Top of SOURCE DATA

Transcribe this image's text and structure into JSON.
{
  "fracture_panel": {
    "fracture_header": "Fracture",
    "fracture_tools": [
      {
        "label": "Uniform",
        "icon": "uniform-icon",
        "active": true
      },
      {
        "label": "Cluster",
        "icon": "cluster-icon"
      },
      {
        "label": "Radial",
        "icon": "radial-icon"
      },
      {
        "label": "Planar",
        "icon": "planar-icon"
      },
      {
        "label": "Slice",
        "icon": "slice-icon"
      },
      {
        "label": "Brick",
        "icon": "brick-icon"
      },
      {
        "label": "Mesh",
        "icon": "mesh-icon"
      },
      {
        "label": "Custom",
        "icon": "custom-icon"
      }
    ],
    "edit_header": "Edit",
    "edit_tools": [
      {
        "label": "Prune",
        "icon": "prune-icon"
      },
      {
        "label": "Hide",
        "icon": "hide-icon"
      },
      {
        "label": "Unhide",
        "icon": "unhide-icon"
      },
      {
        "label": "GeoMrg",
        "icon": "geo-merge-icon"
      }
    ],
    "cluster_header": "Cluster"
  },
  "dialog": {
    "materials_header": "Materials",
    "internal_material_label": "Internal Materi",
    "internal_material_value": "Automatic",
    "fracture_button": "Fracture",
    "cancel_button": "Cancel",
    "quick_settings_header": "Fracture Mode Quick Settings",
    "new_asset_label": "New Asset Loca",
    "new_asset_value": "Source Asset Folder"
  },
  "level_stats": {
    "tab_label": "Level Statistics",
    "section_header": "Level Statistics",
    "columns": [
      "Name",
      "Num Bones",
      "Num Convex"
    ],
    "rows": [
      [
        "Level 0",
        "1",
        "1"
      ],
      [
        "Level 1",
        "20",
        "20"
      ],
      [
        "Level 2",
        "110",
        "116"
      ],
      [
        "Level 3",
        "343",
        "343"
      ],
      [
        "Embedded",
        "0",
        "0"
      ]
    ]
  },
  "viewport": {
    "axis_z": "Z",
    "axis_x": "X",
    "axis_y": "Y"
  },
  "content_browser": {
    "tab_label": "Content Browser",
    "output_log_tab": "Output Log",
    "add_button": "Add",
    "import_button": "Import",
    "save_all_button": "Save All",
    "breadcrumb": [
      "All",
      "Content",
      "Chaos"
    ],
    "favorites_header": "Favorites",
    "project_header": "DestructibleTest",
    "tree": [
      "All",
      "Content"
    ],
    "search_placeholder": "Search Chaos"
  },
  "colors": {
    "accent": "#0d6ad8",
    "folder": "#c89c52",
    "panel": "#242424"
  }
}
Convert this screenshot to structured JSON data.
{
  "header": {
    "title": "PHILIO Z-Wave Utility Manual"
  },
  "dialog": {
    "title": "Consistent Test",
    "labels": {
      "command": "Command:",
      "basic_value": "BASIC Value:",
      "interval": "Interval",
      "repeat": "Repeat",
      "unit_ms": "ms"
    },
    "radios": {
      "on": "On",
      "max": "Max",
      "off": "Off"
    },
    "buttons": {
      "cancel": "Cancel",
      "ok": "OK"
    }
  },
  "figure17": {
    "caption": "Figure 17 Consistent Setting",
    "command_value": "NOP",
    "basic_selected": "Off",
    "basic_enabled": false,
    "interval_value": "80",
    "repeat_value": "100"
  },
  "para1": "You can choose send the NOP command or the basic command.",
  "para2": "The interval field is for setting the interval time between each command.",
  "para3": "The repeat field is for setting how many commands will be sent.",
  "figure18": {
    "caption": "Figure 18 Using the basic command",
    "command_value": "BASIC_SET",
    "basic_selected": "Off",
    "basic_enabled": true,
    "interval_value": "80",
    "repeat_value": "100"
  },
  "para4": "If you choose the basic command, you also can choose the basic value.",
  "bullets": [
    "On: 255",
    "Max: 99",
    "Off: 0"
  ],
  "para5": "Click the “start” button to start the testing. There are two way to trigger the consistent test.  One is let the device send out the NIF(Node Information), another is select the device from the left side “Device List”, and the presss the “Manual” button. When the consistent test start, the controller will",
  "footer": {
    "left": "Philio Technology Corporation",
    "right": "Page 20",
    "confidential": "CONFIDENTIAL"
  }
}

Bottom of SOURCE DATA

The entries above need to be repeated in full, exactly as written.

**RESPONSE BELOW**
Transcribe this image's text and structure into JSON.
{
  "fracture_panel": {
    "fracture_header": "Fracture",
    "fracture_tools": [
      {
        "label": "Uniform",
        "icon": "uniform-icon",
        "active": true
      },
      {
        "label": "Cluster",
        "icon": "cluster-icon"
      },
      {
        "label": "Radial",
        "icon": "radial-icon"
      },
      {
        "label": "Planar",
        "icon": "planar-icon"
      },
      {
        "label": "Slice",
        "icon": "slice-icon"
      },
      {
        "label": "Brick",
        "icon": "brick-icon"
      },
      {
        "label": "Mesh",
        "icon": "mesh-icon"
      },
      {
        "label": "Custom",
        "icon": "custom-icon"
      }
    ],
    "edit_header": "Edit",
    "edit_tools": [
      {
        "label": "Prune",
        "icon": "prune-icon"
      },
      {
        "label": "Hide",
        "icon": "hide-icon"
      },
      {
        "label": "Unhide",
        "icon": "unhide-icon"
      },
      {
        "label": "GeoMrg",
        "icon": "geo-merge-icon"
      }
    ],
    "cluster_header": "Cluster"
  },
  "dialog": {
    "materials_header": "Materials",
    "internal_material_label": "Internal Materi",
    "internal_material_value": "Automatic",
    "fracture_button": "Fracture",
    "cancel_button": "Cancel",
    "quick_settings_header": "Fracture Mode Quick Settings",
    "new_asset_label": "New Asset Loca",
    "new_asset_value": "Source Asset Folder"
  },
  "level_stats": {
    "tab_label": "Level Statistics",
    "section_header": "Level Statistics",
    "columns": [
      "Name",
      "Num Bones",
      "Num Convex"
    ],
    "rows": [
      [
        "Level 0",
        "1",
        "1"
      ],
      [
        "Level 1",
        "20",
        "20"
      ],
      [
        "Level 2",
        "110",
        "116"
      ],
      [
        "Level 3",
        "343",
        "343"
      ],
      [
        "Embedded",
        "0",
        "0"
      ]
    ]
  },
  "viewport": {
    "axis_z": "Z",
    "axis_x": "X",
    "axis_y": "Y"
  },
  "content_browser": {
    "tab_label": "Content Browser",
    "output_log_tab": "Output Log",
    "add_button": "Add",
    "import_button": "Import",
    "save_all_button": "Save All",
    "breadcrumb": [
      "All",
      "Content",
      "Chaos"
    ],
    "favorites_header": "Favorites",
    "project_header": "DestructibleTest",
    "tree": [
      "All",
      "Content"
    ],
    "search_placeholder": "Search Chaos"
  },
  "colors": {
    "accent": "#0d6ad8",
    "folder": "#c89c52",
    "panel": "#242424"
  }
}
Convert this screenshot to structured JSON data.
{
  "header": {
    "title": "PHILIO Z-Wave Utility Manual"
  },
  "dialog": {
    "title": "Consistent Test",
    "labels": {
      "command": "Command:",
      "basic_value": "BASIC Value:",
      "interval": "Interval",
      "repeat": "Repeat",
      "unit_ms": "ms"
    },
    "radios": {
      "on": "On",
      "max": "Max",
      "off": "Off"
    },
    "buttons": {
      "cancel": "Cancel",
      "ok": "OK"
    }
  },
  "figure17": {
    "caption": "Figure 17 Consistent Setting",
    "command_value": "NOP",
    "basic_selected": "Off",
    "basic_enabled": false,
    "interval_value": "80",
    "repeat_value": "100"
  },
  "para1": "You can choose send the NOP command or the basic command.",
  "para2": "The interval field is for setting the interval time between each command.",
  "para3": "The repeat field is for setting how many commands will be sent.",
  "figure18": {
    "caption": "Figure 18 Using the basic command",
    "command_value": "BASIC_SET",
    "basic_selected": "Off",
    "basic_enabled": true,
    "interval_value": "80",
    "repeat_value": "100"
  },
  "para4": "If you choose the basic command, you also can choose the basic value.",
  "bullets": [
    "On: 255",
    "Max: 99",
    "Off: 0"
  ],
  "para5": "Click the “start” button to start the testing. There are two way to trigger the consistent test.  One is let the device send out the NIF(Node Information), another is select the device from the left side “Device List”, and the presss the “Manual” button. When the consistent test start, the controller will",
  "footer": {
    "left": "Philio Technology Corporation",
    "right": "Page 20",
    "confidential": "CONFIDENTIAL"
  }
}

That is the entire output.